“Just got to be careful, try to walk on the sidewalks if they’re cleared, you got to do what you got to do,” Thomas Michel of Somerville said.
And all that extra sloppy mess extending from the sidewalks into the street makes it difficult for drivers too.
“We get cars that should be on the curb and they’re sort of halfway in the middle of the street and you get these big snow banks over here and sometimes it’s only your hearing that you know they’re coming because you don’t really see them,” Tony Bottari of Somerville said.
“It’s kind of tough, you know you try to pull out into the street and you can’t see around the snowbanks, so it makes it tough for driving,” Rayworth added.
In Boston, time is up for people using space savers. Mayor Marty Walsh said residents would have 48 hours to remove them after the snow stops.

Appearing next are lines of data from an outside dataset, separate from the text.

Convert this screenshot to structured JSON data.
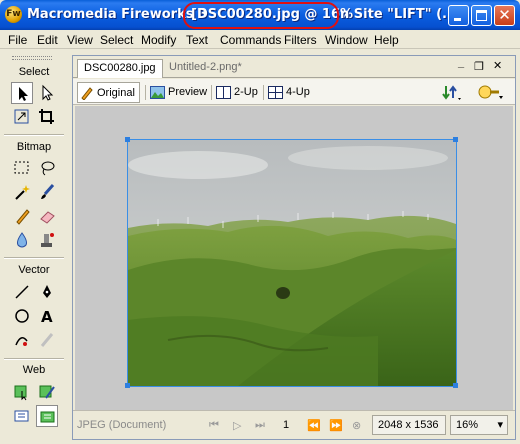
{
  "titlebar": {
    "app_name": "Macromedia Fireworks 8",
    "document": "[DSC00280.jpg @  16%",
    "site": "n Site \"LIFT\" (...",
    "icon": "fireworks-logo",
    "annotation_color": "#e01010"
  },
  "menu": [
    "File",
    "Edit",
    "View",
    "Select",
    "Modify",
    "Text",
    "Commands",
    "Filters",
    "Window",
    "Help"
  ],
  "tools": {
    "sections": [
      "Select",
      "Bitmap",
      "Vector",
      "Web"
    ],
    "icons": [
      "pointer-icon",
      "subselect-icon",
      "scale-icon",
      "crop-icon",
      "marquee-icon",
      "lasso-icon",
      "magic-wand-icon",
      "brush-icon",
      "pencil-icon",
      "eraser-icon",
      "blur-icon",
      "rubber-stamp-icon",
      "line-icon",
      "pen-icon",
      "ellipse-icon",
      "text-icon",
      "freeform-icon",
      "knife-icon",
      "hotspot-icon",
      "slice-icon",
      "hide-slices-icon",
      "show-slices-icon"
    ]
  },
  "document": {
    "tabs": [
      {
        "label": "DSC00280.jpg",
        "active": true
      },
      {
        "label": "Untitled-2.png*",
        "active": false
      }
    ],
    "view_buttons": [
      {
        "label": "Original",
        "icon": "pencil-icon",
        "active": true
      },
      {
        "label": "Preview",
        "icon": "image-icon",
        "active": false
      },
      {
        "label": "2-Up",
        "icon": "two-up-icon",
        "active": false
      },
      {
        "label": "4-Up",
        "icon": "four-up-icon",
        "active": false
      }
    ],
    "toolbar_icons": [
      "export-icon",
      "quick-export-icon"
    ],
    "status": {
      "file_type": "JPEG (Document)",
      "frame": "1",
      "dimensions": "2048 x 1536",
      "zoom": "16%"
    }
  },
  "colors": {
    "titlebar": "#0a5ee0",
    "canvas_bg": "#c8c8c8",
    "selection": "#2d7fe0"
  }
}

That deadline was reached around 5 p.m. on Monday, but more than 24 hours later, they could be seen across South Boston.
"Parking here in Southie is miserable," one resident said. "There is nothing worse right now."
Anyone who wants to report a space saver can do so by putting in a complaint to Boston's 311 helpline.
As of 6 p.m. Monday, MassDOT said they had 644 pieces of equipment cleaning the roads.
The cleanup is also stretching from the street to the roof.
"Certainly a lot of people have been getting ice dam leaks from this 15-inch storm," said Richard Melo, General Manager of Newton Roofing Residential.
Melo’s workers have been clearing ice and snow from roofs to prevent water from leaking into homes.
"When you have really warm temperatures and a dam that's already formed, that can lead to additional leaking cause you're just asking for more water to back up behind that dam," said Melo.
Inside houses from town to town, repairs are being made to heating systems as thawing pipes reveal leaks.
"If they're lucky, everything will just melt," said Andrew Baker of Baker-Elman Plumbing. "If not, they're going to end up (with broken pipes)."